_TASK ITEM_
Find and copy the lines in the records beneath this task that contain the word "value".

(Data records for software interfaces)
== == ==
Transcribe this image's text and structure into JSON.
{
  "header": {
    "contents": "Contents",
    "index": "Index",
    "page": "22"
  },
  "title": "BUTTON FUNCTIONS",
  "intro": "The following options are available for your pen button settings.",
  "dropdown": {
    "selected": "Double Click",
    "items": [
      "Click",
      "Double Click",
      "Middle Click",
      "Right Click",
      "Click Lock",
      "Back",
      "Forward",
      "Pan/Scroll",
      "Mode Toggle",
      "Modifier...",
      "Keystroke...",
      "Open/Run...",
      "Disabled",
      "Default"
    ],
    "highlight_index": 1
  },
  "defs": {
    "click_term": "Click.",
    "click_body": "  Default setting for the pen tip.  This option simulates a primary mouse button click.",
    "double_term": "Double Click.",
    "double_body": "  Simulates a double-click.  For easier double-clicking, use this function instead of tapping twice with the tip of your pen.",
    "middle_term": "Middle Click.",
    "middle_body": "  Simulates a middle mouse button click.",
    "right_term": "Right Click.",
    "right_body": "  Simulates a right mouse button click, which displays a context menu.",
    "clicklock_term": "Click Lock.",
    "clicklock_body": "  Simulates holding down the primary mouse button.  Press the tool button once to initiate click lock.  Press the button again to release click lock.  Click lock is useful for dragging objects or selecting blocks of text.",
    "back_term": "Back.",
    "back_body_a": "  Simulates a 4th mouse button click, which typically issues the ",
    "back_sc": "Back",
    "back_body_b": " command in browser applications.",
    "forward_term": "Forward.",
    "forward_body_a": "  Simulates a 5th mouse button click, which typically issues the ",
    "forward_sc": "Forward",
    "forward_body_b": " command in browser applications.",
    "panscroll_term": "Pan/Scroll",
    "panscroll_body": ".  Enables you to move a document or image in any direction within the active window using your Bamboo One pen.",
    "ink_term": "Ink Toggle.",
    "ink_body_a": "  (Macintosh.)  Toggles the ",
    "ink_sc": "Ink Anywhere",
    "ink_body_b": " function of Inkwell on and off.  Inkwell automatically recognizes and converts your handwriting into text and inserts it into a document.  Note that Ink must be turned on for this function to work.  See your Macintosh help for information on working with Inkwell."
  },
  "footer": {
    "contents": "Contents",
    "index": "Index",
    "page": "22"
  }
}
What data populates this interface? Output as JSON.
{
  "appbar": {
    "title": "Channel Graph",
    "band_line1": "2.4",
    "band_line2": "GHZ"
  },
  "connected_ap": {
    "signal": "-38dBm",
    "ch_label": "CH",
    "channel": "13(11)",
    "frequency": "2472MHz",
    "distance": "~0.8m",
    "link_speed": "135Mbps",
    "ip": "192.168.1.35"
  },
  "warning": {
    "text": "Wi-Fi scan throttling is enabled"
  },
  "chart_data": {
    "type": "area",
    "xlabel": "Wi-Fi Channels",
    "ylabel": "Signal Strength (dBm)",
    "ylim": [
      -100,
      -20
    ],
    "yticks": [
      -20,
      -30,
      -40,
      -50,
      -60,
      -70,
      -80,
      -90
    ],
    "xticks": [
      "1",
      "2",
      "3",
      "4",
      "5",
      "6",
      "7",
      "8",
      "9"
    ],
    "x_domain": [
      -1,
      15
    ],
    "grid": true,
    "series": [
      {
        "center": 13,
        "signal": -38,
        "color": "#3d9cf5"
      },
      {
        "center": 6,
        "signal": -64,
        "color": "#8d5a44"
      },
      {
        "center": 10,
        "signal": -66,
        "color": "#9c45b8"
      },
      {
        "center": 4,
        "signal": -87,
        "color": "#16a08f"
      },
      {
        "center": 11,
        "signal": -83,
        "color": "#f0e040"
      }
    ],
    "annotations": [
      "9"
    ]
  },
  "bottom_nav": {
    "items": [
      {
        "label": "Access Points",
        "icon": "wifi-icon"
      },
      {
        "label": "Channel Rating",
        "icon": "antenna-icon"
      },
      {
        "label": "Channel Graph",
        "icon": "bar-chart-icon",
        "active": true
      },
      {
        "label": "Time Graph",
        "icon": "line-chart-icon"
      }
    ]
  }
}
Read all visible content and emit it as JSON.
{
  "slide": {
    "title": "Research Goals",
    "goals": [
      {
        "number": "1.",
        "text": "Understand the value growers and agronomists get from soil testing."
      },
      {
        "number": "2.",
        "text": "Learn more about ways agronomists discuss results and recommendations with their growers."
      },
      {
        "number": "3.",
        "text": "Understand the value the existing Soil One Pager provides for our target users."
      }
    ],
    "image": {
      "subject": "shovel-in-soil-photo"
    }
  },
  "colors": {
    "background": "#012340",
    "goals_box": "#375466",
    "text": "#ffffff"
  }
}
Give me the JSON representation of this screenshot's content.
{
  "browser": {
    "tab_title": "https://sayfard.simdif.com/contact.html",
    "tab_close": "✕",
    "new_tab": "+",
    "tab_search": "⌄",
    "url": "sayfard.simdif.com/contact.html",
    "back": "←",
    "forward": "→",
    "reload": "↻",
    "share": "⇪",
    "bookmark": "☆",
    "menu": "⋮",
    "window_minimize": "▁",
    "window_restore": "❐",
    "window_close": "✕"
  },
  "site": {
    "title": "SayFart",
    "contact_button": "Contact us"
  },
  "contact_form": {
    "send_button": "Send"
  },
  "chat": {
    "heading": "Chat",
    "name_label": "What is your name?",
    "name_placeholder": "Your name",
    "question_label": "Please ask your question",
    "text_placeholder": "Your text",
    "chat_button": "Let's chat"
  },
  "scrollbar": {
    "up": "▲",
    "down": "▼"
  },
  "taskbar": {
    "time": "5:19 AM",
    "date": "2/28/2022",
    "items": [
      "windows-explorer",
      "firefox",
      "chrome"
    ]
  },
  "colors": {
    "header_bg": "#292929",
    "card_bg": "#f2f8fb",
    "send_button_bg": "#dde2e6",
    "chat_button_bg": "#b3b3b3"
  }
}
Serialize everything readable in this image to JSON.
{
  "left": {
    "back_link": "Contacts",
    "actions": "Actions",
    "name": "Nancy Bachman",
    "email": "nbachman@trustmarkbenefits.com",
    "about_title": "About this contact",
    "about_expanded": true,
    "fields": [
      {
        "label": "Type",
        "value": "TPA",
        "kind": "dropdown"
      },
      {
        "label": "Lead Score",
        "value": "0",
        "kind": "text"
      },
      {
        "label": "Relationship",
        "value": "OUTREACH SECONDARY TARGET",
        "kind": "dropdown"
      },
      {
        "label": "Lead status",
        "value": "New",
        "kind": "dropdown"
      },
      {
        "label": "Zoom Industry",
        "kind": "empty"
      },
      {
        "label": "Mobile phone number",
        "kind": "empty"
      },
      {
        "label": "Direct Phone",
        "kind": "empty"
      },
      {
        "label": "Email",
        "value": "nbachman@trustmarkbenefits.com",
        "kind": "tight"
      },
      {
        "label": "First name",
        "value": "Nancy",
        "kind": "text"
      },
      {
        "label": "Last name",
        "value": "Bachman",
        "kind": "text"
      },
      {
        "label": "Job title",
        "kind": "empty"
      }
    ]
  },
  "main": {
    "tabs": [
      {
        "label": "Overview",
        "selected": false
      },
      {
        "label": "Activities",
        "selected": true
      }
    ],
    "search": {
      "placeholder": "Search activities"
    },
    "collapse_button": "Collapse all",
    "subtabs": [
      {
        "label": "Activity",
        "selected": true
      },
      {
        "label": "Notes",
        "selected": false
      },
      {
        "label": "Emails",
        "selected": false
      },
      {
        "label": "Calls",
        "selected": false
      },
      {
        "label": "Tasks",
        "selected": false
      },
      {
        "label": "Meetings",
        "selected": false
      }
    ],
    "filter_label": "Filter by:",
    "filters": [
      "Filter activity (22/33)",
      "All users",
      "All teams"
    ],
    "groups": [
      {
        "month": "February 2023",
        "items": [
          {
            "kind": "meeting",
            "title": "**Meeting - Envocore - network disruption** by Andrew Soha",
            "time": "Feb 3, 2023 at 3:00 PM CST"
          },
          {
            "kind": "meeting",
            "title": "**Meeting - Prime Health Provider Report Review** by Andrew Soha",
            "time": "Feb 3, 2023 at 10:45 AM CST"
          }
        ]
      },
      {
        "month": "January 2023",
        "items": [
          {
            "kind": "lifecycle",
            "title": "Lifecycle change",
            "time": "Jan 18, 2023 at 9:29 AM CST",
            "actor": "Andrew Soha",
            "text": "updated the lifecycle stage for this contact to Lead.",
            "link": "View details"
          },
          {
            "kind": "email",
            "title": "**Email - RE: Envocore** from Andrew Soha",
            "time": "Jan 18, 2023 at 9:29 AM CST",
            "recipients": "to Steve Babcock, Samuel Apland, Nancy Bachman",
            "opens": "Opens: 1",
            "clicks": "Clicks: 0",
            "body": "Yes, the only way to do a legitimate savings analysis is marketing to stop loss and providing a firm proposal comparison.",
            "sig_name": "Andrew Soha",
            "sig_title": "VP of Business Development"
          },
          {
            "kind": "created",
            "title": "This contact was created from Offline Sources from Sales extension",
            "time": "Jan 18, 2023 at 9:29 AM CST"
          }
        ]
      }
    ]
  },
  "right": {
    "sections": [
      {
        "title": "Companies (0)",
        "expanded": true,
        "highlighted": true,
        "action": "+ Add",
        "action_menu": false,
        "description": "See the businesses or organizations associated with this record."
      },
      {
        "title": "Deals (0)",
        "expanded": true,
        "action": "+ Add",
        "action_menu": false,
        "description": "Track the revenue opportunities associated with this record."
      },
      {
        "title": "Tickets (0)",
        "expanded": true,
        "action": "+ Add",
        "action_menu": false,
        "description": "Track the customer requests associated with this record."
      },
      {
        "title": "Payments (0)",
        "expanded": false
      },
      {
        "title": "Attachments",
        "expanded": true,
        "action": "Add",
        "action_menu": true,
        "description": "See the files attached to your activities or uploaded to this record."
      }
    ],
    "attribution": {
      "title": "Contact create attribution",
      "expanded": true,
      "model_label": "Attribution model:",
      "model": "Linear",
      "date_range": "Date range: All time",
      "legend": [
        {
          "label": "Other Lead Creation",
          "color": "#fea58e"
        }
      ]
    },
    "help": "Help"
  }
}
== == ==
_REPLY_
        "text": "Understand the value growers and agronomists get from soil testing."
        "text": "Understand the value the existing Soil One Pager provides for our target users."
        "value": "TPA",
        "value": "0",
        "value": "OUTREACH SECONDARY TARGET",
        "value": "New",
        "value": "nbachman@trustmarkbenefits.com",
        "value": "Nancy",
        "value": "Bachman",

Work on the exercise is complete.